TO GET WHITE HOUSE AND CONGRESS TO END WAR
By Lawrence Velvel and Sherwood Ross
Even though Democrats rolled up a 7-million vote victory margin Nov. 7th in protest of the war in Iraq, President Bush's intransigent response January 10th was to call for the escalation of U.S. troops rather than for their withdrawal. Senator Christopher Dodd (D.-Conn.) termed Iraq policy "a fool's paradise" and Chuck Hagel (R.-Neb.) dubbed the escalation call "the most dangerous foreign policy blunder in this country since Vietnam." Yet there is no sign from the timorous Democratic leaders in Congress to cut-off all funding for this deceitful war, not merely for the added 21,500 so-called "surge" troop buildup. The sooner the withdrawal the better, as there is not now, and never will be, an "honorable" way Mr. Bush to withdraw from a dishonorable war.
The bipartisan sense of urgency Americans (much less Iraqis!) feel about ending the unwanted war President Bush brought into their lives does not seem to have communicated itself to the Congress. If an equivalent six-million Americans had been killed and 10-million wounded and 18-million had fled the country, and 50% were jobless, and the streets and schools unsafe, and the electricity reduced to a flicker, and the hospitals overwhelmed with the untreated, and the morgues overflowing with the dead, Congress might have acted a bit quicker.
But since it isn't happening here, Congressional leaders temporized. They looked the other way when the president made unsubstantiated charges Saddam Hussein had WMD. Later, they took at face value the president's claim of "mission accomplished," then his claim we were winning, then his claim the capture of Saddam Hussein marked the beginning of the end, and so forth. Time after time, Congress gave Mr. Bush the benefit of the doubt. Congress waited patiently for the Iraq Study Group to make its report, and patiently for President Bush to consider its alternatives, all to no avail as far as responding to the war-weary wishes of the American people, who have, incidentally, been parted from $400-billion in taxes with zero to show for it---and who may yet get a final invoice of anywhere from $1- to $3-trillion.
Some Democrats who refuse to consider a fund cut-off, have bought the Bush Justice Department line that a war-time commander-in-chief is supreme; that, as a military man, he can override Congress. Yet history shows the C-in-C power was enacted to ensure the military remains subordinate to civilian control, just as George Washington, when C-in-C of the Continental Army, was subordinate to the civilian authority of the Continental Congress. The supremacy of civilian authority over the military was further cemented by two Supreme Court decisions, Bas v. Tingy in 1800, and Talbot v. Seeman, in 1801.
So there is no merit to the claim that Bush as C-in-C can prolong the war as he pleases even if Congress votes to cut off funds. For Bush to ignore Congress in this way would be both illegal and precisely the type of "high crime and misdemeanor" intended by Ben Franklin who fought for the impeachment provision in the Constitution. To rationalize that Bush can rule with kingly suzerainty is merely a false attempt by timid Democrats to seek political cover for cowardice that places their misperceived political interest over their morality.

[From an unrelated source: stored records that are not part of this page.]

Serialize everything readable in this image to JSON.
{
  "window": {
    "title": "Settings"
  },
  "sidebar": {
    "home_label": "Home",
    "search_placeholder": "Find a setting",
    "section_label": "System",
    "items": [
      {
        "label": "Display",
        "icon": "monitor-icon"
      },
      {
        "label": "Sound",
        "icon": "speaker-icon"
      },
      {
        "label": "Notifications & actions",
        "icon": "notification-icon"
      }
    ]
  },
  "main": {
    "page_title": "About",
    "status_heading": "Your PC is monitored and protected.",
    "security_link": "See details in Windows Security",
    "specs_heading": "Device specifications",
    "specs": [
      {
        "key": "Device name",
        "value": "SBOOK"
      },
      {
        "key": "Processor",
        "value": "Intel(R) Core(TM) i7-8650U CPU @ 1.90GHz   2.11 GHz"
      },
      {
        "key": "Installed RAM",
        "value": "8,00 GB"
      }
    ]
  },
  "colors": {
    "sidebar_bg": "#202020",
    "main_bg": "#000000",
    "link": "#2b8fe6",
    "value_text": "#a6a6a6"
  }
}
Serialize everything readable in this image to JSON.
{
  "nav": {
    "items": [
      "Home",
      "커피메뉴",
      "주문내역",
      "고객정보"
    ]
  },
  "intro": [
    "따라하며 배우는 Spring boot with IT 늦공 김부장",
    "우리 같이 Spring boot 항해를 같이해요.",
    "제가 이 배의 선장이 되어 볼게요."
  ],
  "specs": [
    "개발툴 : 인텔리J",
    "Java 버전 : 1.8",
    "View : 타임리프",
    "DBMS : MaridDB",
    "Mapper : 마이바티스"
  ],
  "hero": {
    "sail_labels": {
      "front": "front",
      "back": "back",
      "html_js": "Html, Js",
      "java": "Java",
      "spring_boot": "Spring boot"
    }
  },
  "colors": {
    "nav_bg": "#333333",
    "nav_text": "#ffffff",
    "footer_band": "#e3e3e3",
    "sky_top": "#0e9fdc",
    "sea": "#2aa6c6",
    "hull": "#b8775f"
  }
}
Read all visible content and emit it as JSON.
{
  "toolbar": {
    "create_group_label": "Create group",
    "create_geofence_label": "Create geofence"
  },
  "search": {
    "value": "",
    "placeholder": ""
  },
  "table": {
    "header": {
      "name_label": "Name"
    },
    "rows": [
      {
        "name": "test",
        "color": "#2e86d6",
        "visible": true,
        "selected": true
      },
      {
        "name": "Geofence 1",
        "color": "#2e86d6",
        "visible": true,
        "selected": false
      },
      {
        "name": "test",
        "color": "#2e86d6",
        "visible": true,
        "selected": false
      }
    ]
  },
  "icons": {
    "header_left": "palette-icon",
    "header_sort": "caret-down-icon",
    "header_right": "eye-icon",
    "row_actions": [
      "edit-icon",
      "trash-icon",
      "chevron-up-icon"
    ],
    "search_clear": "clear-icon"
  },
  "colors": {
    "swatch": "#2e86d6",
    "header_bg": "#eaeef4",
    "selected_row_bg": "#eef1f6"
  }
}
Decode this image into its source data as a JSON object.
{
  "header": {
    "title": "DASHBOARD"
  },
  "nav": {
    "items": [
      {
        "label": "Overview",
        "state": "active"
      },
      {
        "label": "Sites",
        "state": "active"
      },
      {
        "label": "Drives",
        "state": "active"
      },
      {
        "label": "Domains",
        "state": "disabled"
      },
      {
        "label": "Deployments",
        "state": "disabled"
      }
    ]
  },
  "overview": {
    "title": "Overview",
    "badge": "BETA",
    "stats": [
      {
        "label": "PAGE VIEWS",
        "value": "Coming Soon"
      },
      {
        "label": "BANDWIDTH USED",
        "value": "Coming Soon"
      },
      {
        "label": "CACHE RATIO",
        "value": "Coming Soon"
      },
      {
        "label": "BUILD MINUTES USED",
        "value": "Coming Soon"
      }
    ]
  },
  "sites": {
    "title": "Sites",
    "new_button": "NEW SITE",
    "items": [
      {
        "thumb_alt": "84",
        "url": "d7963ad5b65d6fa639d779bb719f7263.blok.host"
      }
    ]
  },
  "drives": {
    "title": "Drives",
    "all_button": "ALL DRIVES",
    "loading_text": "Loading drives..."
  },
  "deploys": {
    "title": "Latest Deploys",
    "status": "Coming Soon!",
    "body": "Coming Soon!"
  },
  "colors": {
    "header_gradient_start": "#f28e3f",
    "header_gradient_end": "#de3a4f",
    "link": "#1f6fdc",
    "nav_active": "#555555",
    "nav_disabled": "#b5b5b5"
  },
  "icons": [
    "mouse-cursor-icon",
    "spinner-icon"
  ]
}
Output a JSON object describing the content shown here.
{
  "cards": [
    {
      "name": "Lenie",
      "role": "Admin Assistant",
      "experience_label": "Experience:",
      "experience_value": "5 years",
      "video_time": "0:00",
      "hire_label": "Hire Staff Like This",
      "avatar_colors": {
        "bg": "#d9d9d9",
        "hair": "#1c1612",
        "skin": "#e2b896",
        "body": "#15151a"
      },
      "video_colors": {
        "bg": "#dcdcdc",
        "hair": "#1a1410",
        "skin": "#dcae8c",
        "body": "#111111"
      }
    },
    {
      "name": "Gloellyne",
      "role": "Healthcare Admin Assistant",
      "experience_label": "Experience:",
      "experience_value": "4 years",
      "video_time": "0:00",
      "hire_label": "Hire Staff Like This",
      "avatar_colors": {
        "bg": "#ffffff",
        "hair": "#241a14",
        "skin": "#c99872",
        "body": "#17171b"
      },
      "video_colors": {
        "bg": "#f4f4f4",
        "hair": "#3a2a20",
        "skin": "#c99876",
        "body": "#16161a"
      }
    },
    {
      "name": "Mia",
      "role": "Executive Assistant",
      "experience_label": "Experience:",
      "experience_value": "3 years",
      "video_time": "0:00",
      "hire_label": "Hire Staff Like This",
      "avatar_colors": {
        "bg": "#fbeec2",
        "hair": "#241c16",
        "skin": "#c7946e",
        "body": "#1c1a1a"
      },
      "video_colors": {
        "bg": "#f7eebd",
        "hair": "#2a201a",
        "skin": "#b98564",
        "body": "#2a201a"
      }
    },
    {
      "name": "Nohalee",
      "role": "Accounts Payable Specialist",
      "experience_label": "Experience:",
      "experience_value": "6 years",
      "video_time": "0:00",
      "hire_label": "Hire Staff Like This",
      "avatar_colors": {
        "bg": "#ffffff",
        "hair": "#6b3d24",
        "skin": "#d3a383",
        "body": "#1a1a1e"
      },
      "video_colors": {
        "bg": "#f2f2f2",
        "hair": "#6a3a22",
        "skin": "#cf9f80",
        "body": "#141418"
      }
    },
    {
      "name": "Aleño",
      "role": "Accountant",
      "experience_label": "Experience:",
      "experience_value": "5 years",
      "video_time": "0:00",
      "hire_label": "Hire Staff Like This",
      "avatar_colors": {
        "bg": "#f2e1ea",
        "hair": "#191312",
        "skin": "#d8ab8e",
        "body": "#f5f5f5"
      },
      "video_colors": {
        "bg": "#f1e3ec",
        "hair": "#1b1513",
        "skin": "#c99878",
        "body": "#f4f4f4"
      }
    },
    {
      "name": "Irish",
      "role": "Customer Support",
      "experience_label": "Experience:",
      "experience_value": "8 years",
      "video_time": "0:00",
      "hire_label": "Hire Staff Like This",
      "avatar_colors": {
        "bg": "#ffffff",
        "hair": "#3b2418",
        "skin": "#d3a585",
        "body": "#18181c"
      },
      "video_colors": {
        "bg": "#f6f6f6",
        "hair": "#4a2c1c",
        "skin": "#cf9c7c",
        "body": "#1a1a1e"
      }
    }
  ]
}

If past performance is prologue, Mr. Bush will continue the war until his very last day in office, leaving the job of finding a way out to his successors and the bill for his reckless borrowing to fund the war to future generations. Unless Congress can be motivated to put an immediate end to the war, the Iraqi people will be consigned to at least two more years of hell on earth.
House Speaker Democrat Nancy Pelosi talks of "compromise" with hawkish Republicans when there can be no compromise with the making of an unjust war. If the American people are tired of having their youth killed for no honest reason, they will respond by sending Congress a message with a new and mighty "March on Washington," one even greater than the August 28, 1963 march. In that year, aggrieved African-Americans and their white allies set the moral tone for the civil rights movement. The March was a victory celebration in the name of morality and social justice. It was an appeal to Congress to enact the civil rights legislation that, eventually, galvanized Congress to enact laws that profoundly changed this nation for the better.
The American people need to have an even grander march today in the name of the aggrieved people of Iraq, upon whom we have worked a terrible injustice, worse than segregation, worse than an occasional lynching, worse than slum housing, worse even than restricting their educational and vocational opportunities. Our president has made a dishonest and deceitful war upon them, killing them by the hundreds of thousands, disrupting their lives, tearing apart the very civil fabric of their society, forcing them to flee their homes, and we, in the name of humanity, must put an end to it now. And if Congress did not get the message on November 7th, we, the American people, will have to go to Washington and shout.
(Lawrence Velvel is Dean and cofounder of the Massachusetts School of Law at Andover. Sherwood Ross is a Miami, Fla.-based reporter.)